How Does Energy Storage Help The Grid?

Gabrielle Anderson Release: November 23, 2022 Update: December 10, 2022

 have the potential to greatly assist the grid. With limited space and high energy demand, it is a very valuable tool in countries where there is a scarcity of space. Depending on the location, storage may be installed in existing boiler spaces or home spaces. Not every home, however, will have the space to accommodate storage devices, so collaborative efforts will be necessary. In Spain, for example, solar communities have sprung up, where members share electricity produced by solar panels installed on roofs. Battery-based solutions are another great opportunity to engage with the grid.

How residential energy storage could help the power grid?

When there is high demand for electricity, residential can help the grid balance its supply. It can also help with voltage and frequency regulation. Moreover, energy storage reduces congestion and costs, and it allows grid operators to postpone investments in transmission and distribution. In rural communities, energy storage is particularly useful because it can reduce the risk of blackouts. It also offers benefits for communities with low-income households, and for communities impacted by climate change and pollution.

Energy storage solutions also aid the grid by providing backup power in times of disruptions. They can provide power for entire buildings or the grid at a moment’s notice. This gives the grid flexibility, which is crucial for reliability and resilience. Whether a disruption occurs during peak energy hours or a storm, energy storage can help maintain the power grid.

Increasing numbers of households are adding residential energy storage solutions to their homes to reduce their utility bills and improve reliability. Increasing government incentives and falling technology costs are encouraging the growth of residential . Additionally, neighborhood battery density is likely to increase as more residential energy storage systems are installed. By 2025, there is a projected increase of 7,000 megawatts of distributed energy storage in the U.S.

Homeowners are increasingly using battery storage to provide backup power during power outages. These systems work alongside solar PV arrays and help homeowners stay online even when power is interrupted.
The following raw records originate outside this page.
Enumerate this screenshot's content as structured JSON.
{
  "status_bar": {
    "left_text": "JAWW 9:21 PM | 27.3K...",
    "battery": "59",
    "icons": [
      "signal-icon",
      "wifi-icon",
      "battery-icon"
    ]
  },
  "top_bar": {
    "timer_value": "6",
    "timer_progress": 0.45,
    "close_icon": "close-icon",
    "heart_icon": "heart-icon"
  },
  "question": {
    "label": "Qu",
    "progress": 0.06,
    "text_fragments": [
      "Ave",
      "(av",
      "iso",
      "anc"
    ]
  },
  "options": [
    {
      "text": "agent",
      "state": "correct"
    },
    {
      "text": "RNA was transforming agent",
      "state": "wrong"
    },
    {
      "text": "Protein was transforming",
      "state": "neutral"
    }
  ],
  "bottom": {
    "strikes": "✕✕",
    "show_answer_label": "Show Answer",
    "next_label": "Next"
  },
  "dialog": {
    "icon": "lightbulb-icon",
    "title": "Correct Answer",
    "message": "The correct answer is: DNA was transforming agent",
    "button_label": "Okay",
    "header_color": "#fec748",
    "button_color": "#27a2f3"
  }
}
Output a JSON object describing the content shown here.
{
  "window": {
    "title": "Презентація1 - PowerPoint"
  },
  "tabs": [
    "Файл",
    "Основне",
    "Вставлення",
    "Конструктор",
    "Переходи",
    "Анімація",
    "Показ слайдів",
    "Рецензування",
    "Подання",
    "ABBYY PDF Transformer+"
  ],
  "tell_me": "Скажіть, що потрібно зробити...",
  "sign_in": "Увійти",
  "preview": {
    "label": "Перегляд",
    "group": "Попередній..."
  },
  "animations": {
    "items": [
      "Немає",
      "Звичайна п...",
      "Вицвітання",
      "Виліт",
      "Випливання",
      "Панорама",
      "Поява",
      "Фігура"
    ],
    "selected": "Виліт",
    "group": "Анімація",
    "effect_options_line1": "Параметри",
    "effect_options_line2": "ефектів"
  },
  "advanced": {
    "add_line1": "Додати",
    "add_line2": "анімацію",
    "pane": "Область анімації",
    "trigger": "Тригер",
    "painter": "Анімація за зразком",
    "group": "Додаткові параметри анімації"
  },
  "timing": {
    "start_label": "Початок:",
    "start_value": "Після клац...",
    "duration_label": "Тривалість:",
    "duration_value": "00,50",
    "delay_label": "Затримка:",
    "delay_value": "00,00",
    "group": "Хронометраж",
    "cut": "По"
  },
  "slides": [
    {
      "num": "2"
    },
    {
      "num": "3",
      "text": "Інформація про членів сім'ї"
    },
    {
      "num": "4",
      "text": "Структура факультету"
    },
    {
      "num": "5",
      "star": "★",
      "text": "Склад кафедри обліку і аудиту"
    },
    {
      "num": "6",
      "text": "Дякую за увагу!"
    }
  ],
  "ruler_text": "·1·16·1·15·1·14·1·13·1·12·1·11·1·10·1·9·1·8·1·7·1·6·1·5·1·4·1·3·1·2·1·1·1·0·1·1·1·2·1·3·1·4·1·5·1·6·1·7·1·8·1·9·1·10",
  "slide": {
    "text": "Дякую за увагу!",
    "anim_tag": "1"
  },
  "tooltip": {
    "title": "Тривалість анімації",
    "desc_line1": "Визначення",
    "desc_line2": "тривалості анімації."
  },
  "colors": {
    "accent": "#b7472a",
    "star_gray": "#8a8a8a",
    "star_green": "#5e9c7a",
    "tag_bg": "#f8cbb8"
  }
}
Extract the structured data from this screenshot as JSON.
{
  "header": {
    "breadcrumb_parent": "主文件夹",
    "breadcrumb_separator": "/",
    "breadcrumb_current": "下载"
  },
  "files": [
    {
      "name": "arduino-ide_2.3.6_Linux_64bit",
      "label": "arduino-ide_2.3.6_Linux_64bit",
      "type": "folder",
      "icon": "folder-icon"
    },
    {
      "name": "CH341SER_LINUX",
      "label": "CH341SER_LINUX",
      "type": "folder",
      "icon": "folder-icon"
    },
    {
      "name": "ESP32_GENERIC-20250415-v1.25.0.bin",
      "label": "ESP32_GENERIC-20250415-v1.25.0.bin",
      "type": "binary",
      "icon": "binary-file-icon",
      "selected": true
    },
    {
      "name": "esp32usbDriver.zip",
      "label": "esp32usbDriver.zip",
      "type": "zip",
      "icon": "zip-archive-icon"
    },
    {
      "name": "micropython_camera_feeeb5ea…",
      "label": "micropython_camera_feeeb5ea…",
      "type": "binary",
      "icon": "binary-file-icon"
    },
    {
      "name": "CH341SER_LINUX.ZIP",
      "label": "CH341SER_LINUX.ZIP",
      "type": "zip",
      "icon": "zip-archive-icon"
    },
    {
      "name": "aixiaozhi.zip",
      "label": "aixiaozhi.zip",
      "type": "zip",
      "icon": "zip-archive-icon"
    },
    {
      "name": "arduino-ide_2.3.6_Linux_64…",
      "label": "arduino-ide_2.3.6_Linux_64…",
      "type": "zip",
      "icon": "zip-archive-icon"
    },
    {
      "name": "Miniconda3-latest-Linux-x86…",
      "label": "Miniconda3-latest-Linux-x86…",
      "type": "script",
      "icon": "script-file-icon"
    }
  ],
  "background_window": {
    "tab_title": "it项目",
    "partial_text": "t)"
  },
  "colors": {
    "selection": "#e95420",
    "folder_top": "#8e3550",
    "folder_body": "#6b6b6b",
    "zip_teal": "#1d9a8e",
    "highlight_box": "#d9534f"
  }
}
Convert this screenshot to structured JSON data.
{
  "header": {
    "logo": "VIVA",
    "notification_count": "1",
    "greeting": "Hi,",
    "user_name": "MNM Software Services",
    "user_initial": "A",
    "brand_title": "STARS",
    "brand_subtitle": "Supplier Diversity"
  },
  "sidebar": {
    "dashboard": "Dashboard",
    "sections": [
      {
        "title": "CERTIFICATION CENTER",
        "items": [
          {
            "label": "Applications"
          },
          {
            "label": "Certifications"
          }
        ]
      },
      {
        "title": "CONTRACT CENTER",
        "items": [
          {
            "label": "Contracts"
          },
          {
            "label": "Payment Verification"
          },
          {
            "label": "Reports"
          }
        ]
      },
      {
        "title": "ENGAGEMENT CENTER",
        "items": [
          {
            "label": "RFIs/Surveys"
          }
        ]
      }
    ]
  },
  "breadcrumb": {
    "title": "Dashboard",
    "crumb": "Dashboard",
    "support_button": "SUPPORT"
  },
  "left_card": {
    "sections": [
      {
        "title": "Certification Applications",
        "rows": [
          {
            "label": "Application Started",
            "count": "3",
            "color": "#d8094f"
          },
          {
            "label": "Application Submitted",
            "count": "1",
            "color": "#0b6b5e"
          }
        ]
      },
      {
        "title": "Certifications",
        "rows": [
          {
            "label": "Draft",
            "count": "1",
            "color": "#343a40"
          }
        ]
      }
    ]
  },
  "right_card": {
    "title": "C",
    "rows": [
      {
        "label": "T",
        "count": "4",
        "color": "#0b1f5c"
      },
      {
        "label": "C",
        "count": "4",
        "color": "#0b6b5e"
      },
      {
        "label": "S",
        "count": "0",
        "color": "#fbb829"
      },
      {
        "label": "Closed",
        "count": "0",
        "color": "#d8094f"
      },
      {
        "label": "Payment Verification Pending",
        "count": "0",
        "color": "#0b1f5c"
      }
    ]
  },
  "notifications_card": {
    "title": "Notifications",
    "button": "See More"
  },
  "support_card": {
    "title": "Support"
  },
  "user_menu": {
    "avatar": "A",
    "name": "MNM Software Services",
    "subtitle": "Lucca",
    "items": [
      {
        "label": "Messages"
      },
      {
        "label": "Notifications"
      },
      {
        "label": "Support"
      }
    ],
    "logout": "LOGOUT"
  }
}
The stored energy can power an entire house, support secure loads, or prioritize critical appliances.

solar storage system

Graph representing the growth of residential energy storage

A new report predicts that energy storage installations worldwide will increase by a factor of 122 from 2018 to 2030. By 2030, there will be over 345 gigawatt-hours of energy storage installed globally. This is nearly the same amount of energy that Japan generated in 2020. China will account for more than half of this growth, with increased renewable integration rules fuelling growth. Other major markets include the U.S., Australia, Germany, and China.

While direct support remains a major driver, increased focus on developing markets for storage services is essential. As storage grows in popularity, it is diversifying into new markets and applications. In California and Australia, for example, consumer-led deployment is fueled by resilience and prosumerism. Regulations will need to evolve to reflect these new functions and markets.

By 2030, Asia-Pacific and the Americas will lead the way in new installations, while Europe, the Middle East, and Africa will lag behind. However, the region’s population explosion, increasing economic growth, and rapid urbanization will spur demand for residential energy storage. In addition, frequent power outages are driving market growth in Asia-Pacific countries. Moreover, government agencies are working closely together to provide electricity in these regions.

Looking ahead: Increasing the value of residential energy storage

As the demand for electric vehicles grows, residential energy storage systems are likely to gain more traction. In addition to reducing carbon emissions, these solutions provide an uninterrupted power supply and can eliminate transmission and distribution bottlenecks. However, they require a significant capital investment and must be properly disposed of.

The cost of residential energy storage systems can be estimated using two different methodologies. One of them looks at the cost of the storage components, while the other looks at the charging costs. The latter is known as the Levelized Cost approach. In both approaches, the main objective is to reduce the overall cost.

The levelized cost of electricity (LCOE), or levelized cost of energy, is a measure of the average net present cost of electricity generation for a generator over its lifetime. It is used for investment planning and to compare different methods of electricity generation on a consistent basis.

A recent study found that more than 20 percent of US households are interested in installing residential energy-storage systems. As battery prices come down and installers gain experience, the market is projected to expand significantly. By 2023, annual residential energy-storage installations are expected to reach two billion kilowatt-hours.

The market potential method extends the system-value literature to provide decision-makers with signals in complex competition scenarios. It also avoids assigning monetary values to individual energy storage units. Instead, it looks at the potential value of the storage when a specified quantity of it is built. This metric could help guide the future development of residential energy storage solutions.